When most professionals think about social media, brands like Starbucks, Coca-Cola, Old Spice, Best Buy among others come up in their minds. It makes them believe that this is a B2C world. The fundamental difference between B2B and B2C sales is that the former has more decision makers in the middle. What both have in common is that “people interact with people” in a direct or indirect way.
Social media in the B2B world is easier because you can benefit from the journey of building deeper business relationships, you can get to know and discover people better. The B2C world is extremely fast-paced: Pushy decisions and transactions must happen right now as opposed to the B2B mechanism.
B2B sales professionals can embrace loads of different tactics. The reason why most of them do not apply them is because they see social media as something separate, like homework. Here is a valuable selection of four tactics that you can blend with your current activities and put into practice straight away:
1) Generate warm calls
When you make calls to prospects, ensure that you first visit their company’s website to learn a bit more. Then go to LinkedIn’s advanced search and enter the name of the company (select “current” otherwise you will get results with people that previously worked for that company), ensure that “Country” and “Location” are correct and finally hit “Search”.
All you need to do after that is look for professionals with a title description that matches the person you want to talk to or at least, a title close enough. When making contact, use that name or more to get closer: “…I would need to talk to someone that handles partnerships. Would that still be Mary Higgs or maybe John Right?“. In my experience, when you put your foot in the door with a name, the rest becomes easier. Even if you make contact with those folks you found on LinkedIn and they can’t help you, they will put you in touch with the right person 8 out of 10 times.

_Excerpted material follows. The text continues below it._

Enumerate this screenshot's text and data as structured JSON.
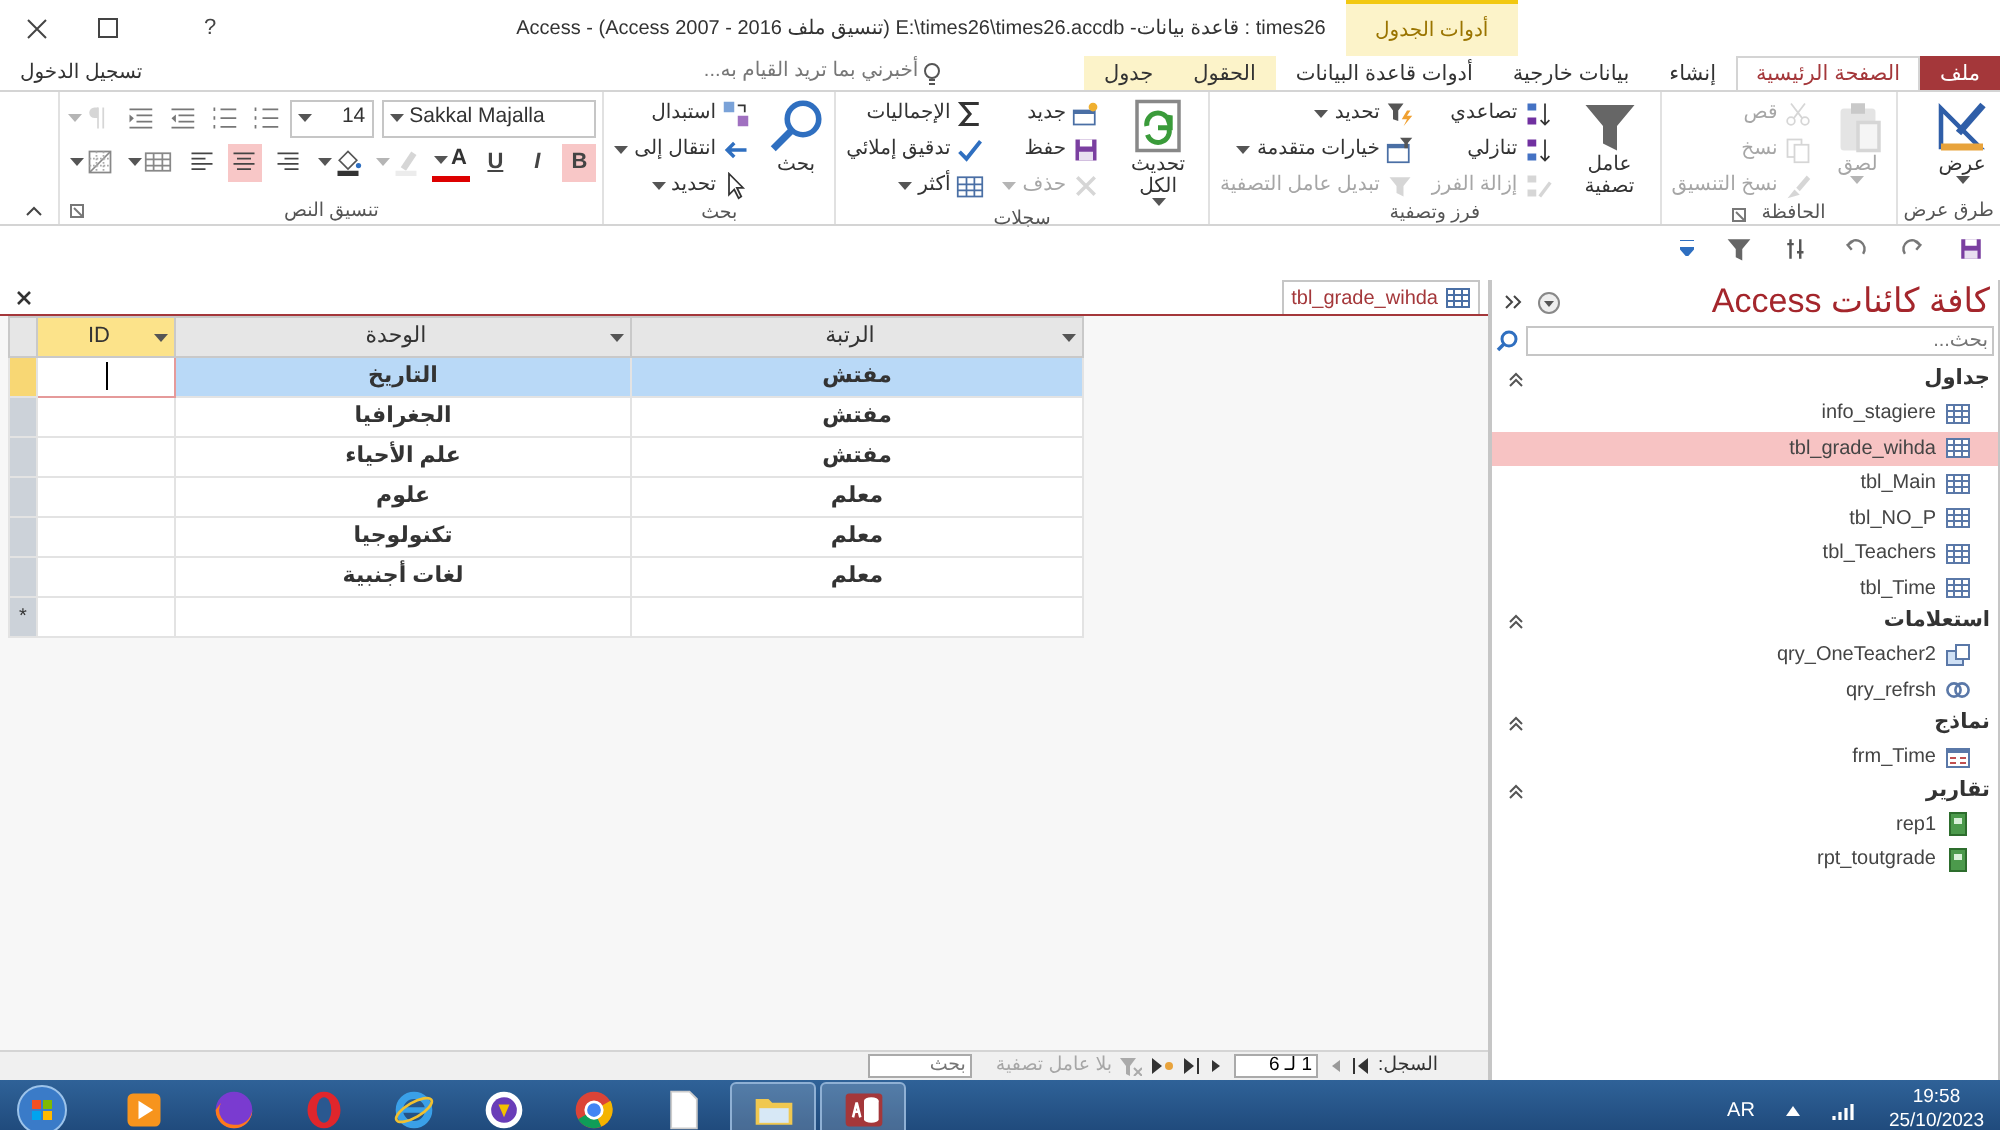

2) Discover new leads
You may listen to relevant conversations in different sites but try to build your own listening station, where you can track everything that is only relevant to you in just one spot!

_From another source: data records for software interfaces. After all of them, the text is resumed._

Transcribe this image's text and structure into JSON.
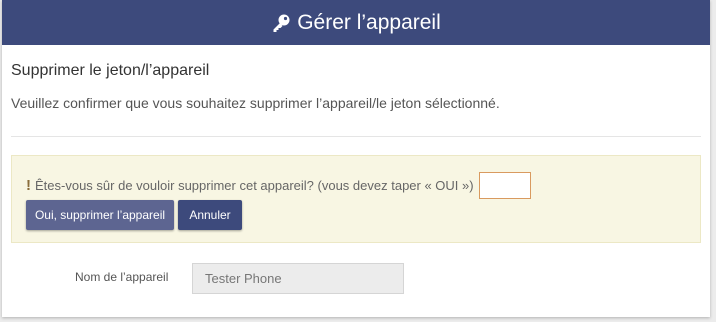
{
  "header": {
    "icon": "key-icon",
    "title": "Gérer l’appareil"
  },
  "section": {
    "title": "Supprimer le jeton/l’appareil",
    "description": "Veuillez confirmer que vous souhaitez supprimer l’appareil/le jeton sélectionné."
  },
  "warning": {
    "icon": "exclamation-icon",
    "text": "Êtes-vous sûr de vouloir supprimer cet appareil? (vous devez taper « OUI »)",
    "input_value": ""
  },
  "buttons": {
    "delete_label": "Oui, supprimer l’appareil",
    "cancel_label": "Annuler"
  },
  "device": {
    "name_label": "Nom de l’appareil",
    "name_value": "Tester Phone"
  },
  "colors": {
    "header_bg": "#3d4a7c",
    "warning_bg": "#f8f6e3",
    "delete_button": "#5d6591",
    "cancel_button": "#3d4a7c",
    "input_focus_border": "#d99a5f"
  }
}
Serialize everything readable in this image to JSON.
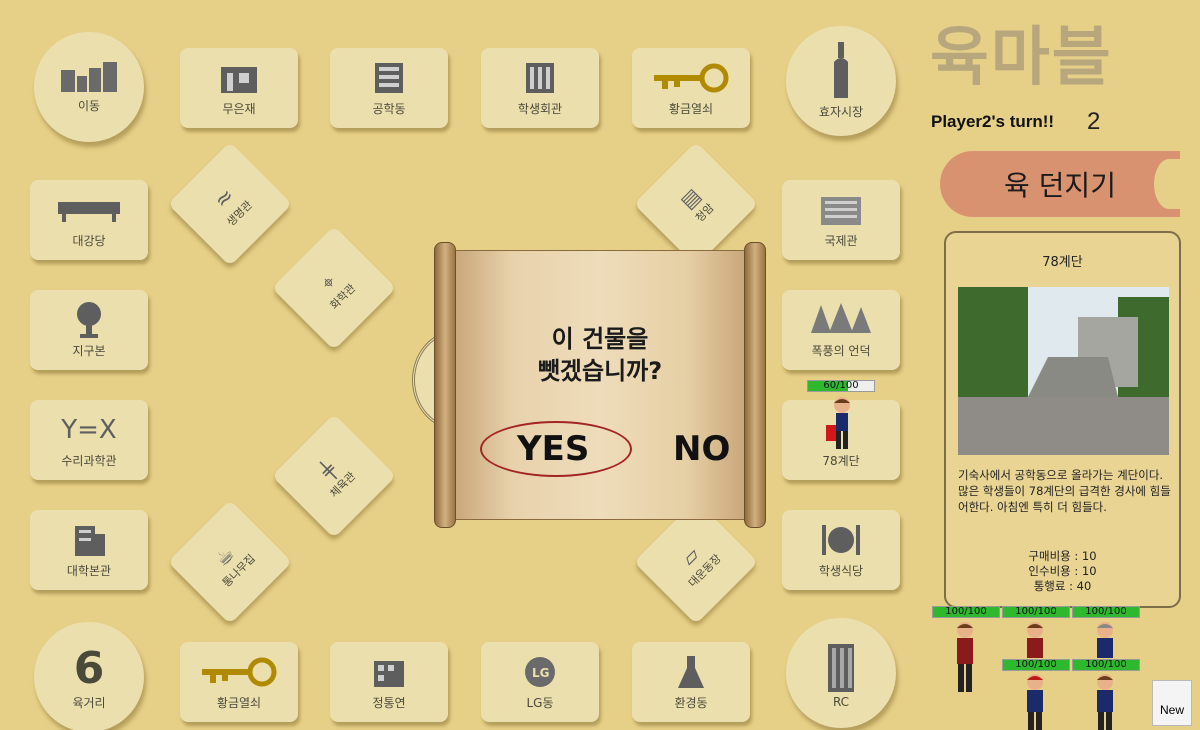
{
  "board": {
    "corners": {
      "tl": "이동",
      "tr": "효자시장",
      "bl_num": "6",
      "bl": "육거리",
      "br": "RC"
    },
    "top": [
      "무은재",
      "공학동",
      "학생회관",
      "황금열쇠"
    ],
    "left": [
      "대강당",
      "지구본",
      "수리과학관",
      "대학본관"
    ],
    "left_eq": "Y=X",
    "right": [
      "국제관",
      "폭풍의 언덕",
      "78계단",
      "학생식당"
    ],
    "bottom": [
      "황금열쇠",
      "정통연",
      "LG동",
      "환경동"
    ],
    "diag": [
      "생명관",
      "화학관",
      "체육관",
      "청암",
      "통나무집",
      "대운동장"
    ]
  },
  "dialog": {
    "question_l1": "이 건물을",
    "question_l2": "뺏겠습니까?",
    "yes": "YES",
    "no": "NO"
  },
  "side": {
    "title": "육마블",
    "turn": "Player2's turn!!",
    "turn_num": "2",
    "roll": "육 던지기",
    "info_title": "78계단",
    "info_desc": "기숙사에서 공학동으로 올라가는 계단이다. 많은 학생들이 78계단의 급격한 경사에 힘들어한다. 아침엔 특히 더 힘들다.",
    "cost_buy": "구매비용 : 10",
    "cost_take": "인수비용 : 10",
    "toll": "통행료 : 40"
  },
  "players": {
    "board_player_hp": "60/100",
    "board_player_hp_frac": 0.6,
    "hp": [
      "100/100",
      "100/100",
      "100/100",
      "100/100",
      "100/100"
    ]
  },
  "new_button": "New",
  "colors": {
    "background": "#e6cf86",
    "tile": "#ecdfae",
    "roll_button": "#d99270",
    "hp_green": "#2eb82e"
  }
}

This tactic consists in creating Twitter columns (I suggest Hootsuite.com since you can create sets of columns under labeled “tabs”). Here’s an example of the columns you can build:
- Community: Create a Twitter list with that name and track everybody that’s mentioning your company and retweeting your company news.

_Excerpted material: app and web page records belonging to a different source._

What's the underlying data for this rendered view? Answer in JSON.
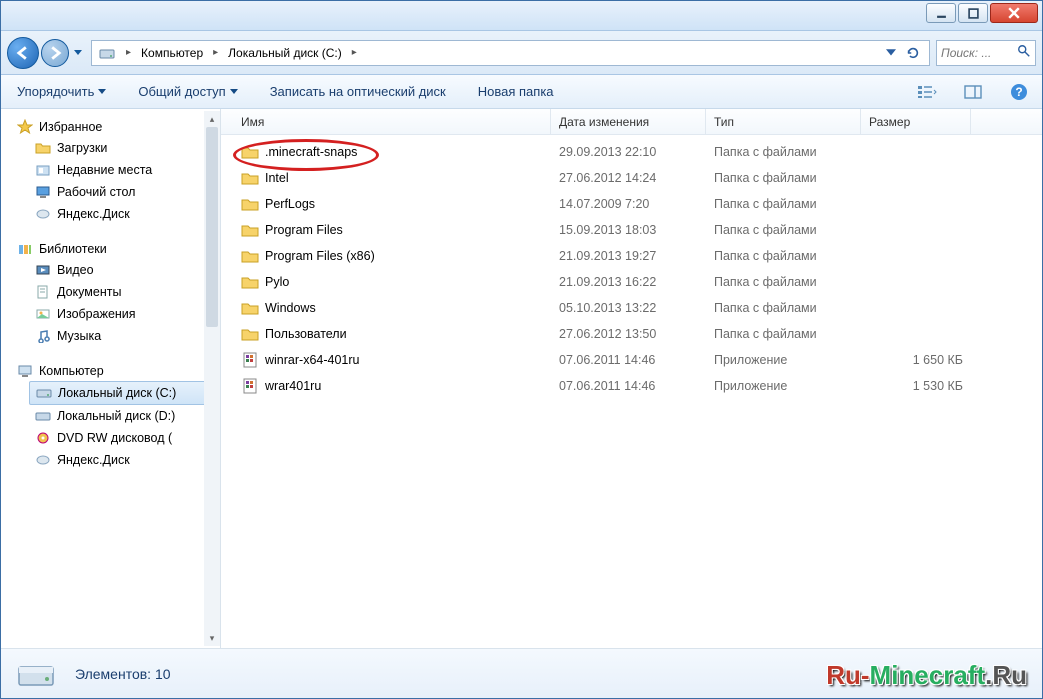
{
  "breadcrumbs": [
    "Компьютер",
    "Локальный диск (C:)"
  ],
  "search": {
    "placeholder": "Поиск: ..."
  },
  "toolbar": {
    "organize": "Упорядочить",
    "share": "Общий доступ",
    "burn": "Записать на оптический диск",
    "new_folder": "Новая папка"
  },
  "columns": {
    "name": "Имя",
    "date": "Дата изменения",
    "type": "Тип",
    "size": "Размер"
  },
  "sidebar": {
    "favorites": {
      "head": "Избранное",
      "items": [
        "Загрузки",
        "Недавние места",
        "Рабочий стол",
        "Яндекс.Диск"
      ]
    },
    "libraries": {
      "head": "Библиотеки",
      "items": [
        "Видео",
        "Документы",
        "Изображения",
        "Музыка"
      ]
    },
    "computer": {
      "head": "Компьютер",
      "items": [
        "Локальный диск (C:)",
        "Локальный диск (D:)",
        "DVD RW дисковод (",
        "Яндекс.Диск"
      ]
    }
  },
  "files": [
    {
      "name": ".minecraft-snaps",
      "date": "29.09.2013 22:10",
      "type": "Папка с файлами",
      "size": "",
      "kind": "folder",
      "highlight": true
    },
    {
      "name": "Intel",
      "date": "27.06.2012 14:24",
      "type": "Папка с файлами",
      "size": "",
      "kind": "folder"
    },
    {
      "name": "PerfLogs",
      "date": "14.07.2009 7:20",
      "type": "Папка с файлами",
      "size": "",
      "kind": "folder"
    },
    {
      "name": "Program Files",
      "date": "15.09.2013 18:03",
      "type": "Папка с файлами",
      "size": "",
      "kind": "folder"
    },
    {
      "name": "Program Files (x86)",
      "date": "21.09.2013 19:27",
      "type": "Папка с файлами",
      "size": "",
      "kind": "folder"
    },
    {
      "name": "Pylo",
      "date": "21.09.2013 16:22",
      "type": "Папка с файлами",
      "size": "",
      "kind": "folder"
    },
    {
      "name": "Windows",
      "date": "05.10.2013 13:22",
      "type": "Папка с файлами",
      "size": "",
      "kind": "folder"
    },
    {
      "name": "Пользователи",
      "date": "27.06.2012 13:50",
      "type": "Папка с файлами",
      "size": "",
      "kind": "folder"
    },
    {
      "name": "winrar-x64-401ru",
      "date": "07.06.2011 14:46",
      "type": "Приложение",
      "size": "1 650 КБ",
      "kind": "exe"
    },
    {
      "name": "wrar401ru",
      "date": "07.06.2011 14:46",
      "type": "Приложение",
      "size": "1 530 КБ",
      "kind": "exe"
    }
  ],
  "status": {
    "label": "Элементов:",
    "count": "10"
  },
  "watermark": {
    "p1": "Ru-",
    "p2": "Minecraft",
    "p3": ".Ru"
  }
}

- Colleagues: Build a list with everyone in your company that’s on Twitter.
- Competitors: Create another list to track all the players in the competition to check what they’re up to and unfold opportunities.
- Keywords: Track key-phases (up to three per column) in relation to your products, services or a problem.
- Check-ins: Think about all relevant business spots. For example: business venues, coffee shops (that you go to), partners’ offices, competitors’ offices, etc. Track who is checking in at those places. Simply click on people’s profiles to learn more about them and decide if it’s worth following or inviting them for a coffee straight away.
- Prospects: Include those professionals that you’re getting closer to in a separate list/column. Replying to their tweets or retweeting them will make you stay in touch and keep the relationship fresher.
3) Make yourself visible
In the previous step you built a spot to listen to all relevant conversations. LinkedIn should be the record of all your business connections. Yes, do use a diary and CRM system if you want but LinkedIn will give you something unique: exposure and visibility of your business network.
Before or after a meeting, people will Google you and/or look you up on LinkedIn (assume that).
If prospects find an incomplete profile or nothing, I’m not saying that you won’t be able to close the deal but, you will be missing a great opportunity to stay closer to your potential customer and maybe closing that sale even sooner.
4) Emails and business cards
You use them already everyday! If you simply replace your fixed email signature with a “social signature” and share the URLs of your Twitter and LinkedIn accounts on your business cards, you will be providing not just more points of contact but also dialogue channels. Your prospects may decide to ask you questions and stay in touch through any of these platforms.
Over to you:
What other tactics that have worked for you can you share?